Segment Start: Records for processing

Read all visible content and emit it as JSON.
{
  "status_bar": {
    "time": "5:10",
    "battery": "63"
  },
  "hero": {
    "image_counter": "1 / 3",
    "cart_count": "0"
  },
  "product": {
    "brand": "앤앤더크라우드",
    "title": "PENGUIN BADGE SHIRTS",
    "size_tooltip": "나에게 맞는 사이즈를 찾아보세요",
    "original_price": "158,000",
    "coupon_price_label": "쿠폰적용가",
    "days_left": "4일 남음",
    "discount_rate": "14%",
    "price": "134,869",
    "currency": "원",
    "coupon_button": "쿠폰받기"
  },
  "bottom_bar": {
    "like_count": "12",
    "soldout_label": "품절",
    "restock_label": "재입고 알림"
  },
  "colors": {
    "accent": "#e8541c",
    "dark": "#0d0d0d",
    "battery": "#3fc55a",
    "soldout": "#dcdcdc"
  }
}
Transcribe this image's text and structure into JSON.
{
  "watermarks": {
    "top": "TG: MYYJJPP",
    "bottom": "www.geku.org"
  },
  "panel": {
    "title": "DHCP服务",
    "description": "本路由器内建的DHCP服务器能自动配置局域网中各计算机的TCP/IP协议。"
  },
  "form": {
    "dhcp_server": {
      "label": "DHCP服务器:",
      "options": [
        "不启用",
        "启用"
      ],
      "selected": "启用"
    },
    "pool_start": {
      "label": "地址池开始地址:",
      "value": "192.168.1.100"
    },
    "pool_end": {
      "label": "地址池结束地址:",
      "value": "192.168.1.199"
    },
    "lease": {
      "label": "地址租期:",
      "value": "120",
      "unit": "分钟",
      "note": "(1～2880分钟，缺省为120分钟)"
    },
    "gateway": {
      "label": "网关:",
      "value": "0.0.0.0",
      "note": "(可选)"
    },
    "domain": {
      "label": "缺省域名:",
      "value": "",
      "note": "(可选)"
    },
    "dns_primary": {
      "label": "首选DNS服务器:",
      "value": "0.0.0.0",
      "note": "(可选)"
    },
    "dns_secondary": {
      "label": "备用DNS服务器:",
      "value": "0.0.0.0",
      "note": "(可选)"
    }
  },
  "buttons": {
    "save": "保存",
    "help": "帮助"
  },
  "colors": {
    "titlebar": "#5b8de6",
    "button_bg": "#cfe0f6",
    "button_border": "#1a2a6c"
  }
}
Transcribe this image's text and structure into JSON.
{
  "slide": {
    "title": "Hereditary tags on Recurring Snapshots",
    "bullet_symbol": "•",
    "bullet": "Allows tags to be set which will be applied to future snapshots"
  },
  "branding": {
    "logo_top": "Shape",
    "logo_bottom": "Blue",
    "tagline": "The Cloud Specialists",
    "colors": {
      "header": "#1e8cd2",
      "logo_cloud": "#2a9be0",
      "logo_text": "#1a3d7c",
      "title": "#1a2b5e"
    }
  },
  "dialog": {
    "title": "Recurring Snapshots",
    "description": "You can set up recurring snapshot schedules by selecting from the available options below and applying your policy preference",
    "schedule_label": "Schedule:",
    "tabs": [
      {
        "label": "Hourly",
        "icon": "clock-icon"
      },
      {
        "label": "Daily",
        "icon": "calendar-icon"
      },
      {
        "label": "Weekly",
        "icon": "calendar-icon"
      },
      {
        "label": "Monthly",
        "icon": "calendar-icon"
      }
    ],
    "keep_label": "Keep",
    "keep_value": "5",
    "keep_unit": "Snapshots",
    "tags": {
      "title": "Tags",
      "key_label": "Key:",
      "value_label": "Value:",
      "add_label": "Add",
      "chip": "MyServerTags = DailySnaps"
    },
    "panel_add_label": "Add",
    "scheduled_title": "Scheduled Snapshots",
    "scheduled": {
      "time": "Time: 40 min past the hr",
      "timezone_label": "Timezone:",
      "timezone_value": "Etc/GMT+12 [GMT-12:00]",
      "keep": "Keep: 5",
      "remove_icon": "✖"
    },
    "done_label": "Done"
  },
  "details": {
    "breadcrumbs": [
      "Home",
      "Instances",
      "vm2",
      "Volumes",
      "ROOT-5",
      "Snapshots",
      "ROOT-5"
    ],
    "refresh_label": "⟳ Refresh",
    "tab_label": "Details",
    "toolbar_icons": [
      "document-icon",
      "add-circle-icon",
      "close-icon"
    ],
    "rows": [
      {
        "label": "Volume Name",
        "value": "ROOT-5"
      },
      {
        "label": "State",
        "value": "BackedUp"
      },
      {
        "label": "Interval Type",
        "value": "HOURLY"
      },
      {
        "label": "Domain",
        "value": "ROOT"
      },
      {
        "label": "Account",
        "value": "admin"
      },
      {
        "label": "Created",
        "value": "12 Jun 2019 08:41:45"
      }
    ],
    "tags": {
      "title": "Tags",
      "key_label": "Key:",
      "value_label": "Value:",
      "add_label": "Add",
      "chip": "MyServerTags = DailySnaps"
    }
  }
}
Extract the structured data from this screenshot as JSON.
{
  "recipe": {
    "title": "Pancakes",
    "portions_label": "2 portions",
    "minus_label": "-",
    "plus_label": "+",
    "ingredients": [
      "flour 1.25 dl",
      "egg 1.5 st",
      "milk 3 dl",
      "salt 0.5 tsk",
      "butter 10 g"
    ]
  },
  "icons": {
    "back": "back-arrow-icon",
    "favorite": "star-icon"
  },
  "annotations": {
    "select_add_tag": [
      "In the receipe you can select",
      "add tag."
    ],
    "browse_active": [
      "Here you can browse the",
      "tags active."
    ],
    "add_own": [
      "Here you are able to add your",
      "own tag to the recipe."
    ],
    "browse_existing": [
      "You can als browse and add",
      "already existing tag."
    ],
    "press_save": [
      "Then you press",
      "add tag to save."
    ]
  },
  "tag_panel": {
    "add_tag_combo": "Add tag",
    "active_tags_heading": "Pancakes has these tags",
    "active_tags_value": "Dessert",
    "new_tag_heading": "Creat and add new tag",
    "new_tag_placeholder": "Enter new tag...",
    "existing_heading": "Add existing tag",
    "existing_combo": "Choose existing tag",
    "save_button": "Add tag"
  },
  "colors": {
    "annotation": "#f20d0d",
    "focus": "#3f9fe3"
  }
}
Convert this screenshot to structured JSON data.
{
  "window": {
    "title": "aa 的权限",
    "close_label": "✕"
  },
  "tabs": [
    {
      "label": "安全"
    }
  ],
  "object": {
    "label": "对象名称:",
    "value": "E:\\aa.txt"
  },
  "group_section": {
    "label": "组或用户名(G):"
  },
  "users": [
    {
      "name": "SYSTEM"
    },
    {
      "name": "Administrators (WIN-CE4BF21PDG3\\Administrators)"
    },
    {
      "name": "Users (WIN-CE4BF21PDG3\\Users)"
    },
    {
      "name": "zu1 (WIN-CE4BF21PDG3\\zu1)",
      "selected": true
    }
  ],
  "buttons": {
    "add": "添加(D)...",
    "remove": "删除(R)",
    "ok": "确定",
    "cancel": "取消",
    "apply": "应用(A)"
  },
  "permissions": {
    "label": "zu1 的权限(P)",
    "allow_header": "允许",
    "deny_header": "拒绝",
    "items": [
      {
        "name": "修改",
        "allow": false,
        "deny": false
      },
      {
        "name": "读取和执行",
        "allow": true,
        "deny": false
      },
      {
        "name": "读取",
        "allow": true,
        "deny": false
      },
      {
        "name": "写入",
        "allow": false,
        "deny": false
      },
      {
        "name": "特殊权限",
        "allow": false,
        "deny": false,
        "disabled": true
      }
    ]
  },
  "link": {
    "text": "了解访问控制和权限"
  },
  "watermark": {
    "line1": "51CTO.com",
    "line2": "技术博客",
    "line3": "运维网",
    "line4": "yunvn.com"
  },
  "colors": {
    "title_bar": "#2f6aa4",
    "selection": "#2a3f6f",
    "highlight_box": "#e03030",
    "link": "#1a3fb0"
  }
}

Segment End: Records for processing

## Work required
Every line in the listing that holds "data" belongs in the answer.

## Task result
Extract the structured data from this screenshot as JSON.
Convert this screenshot to structured JSON data.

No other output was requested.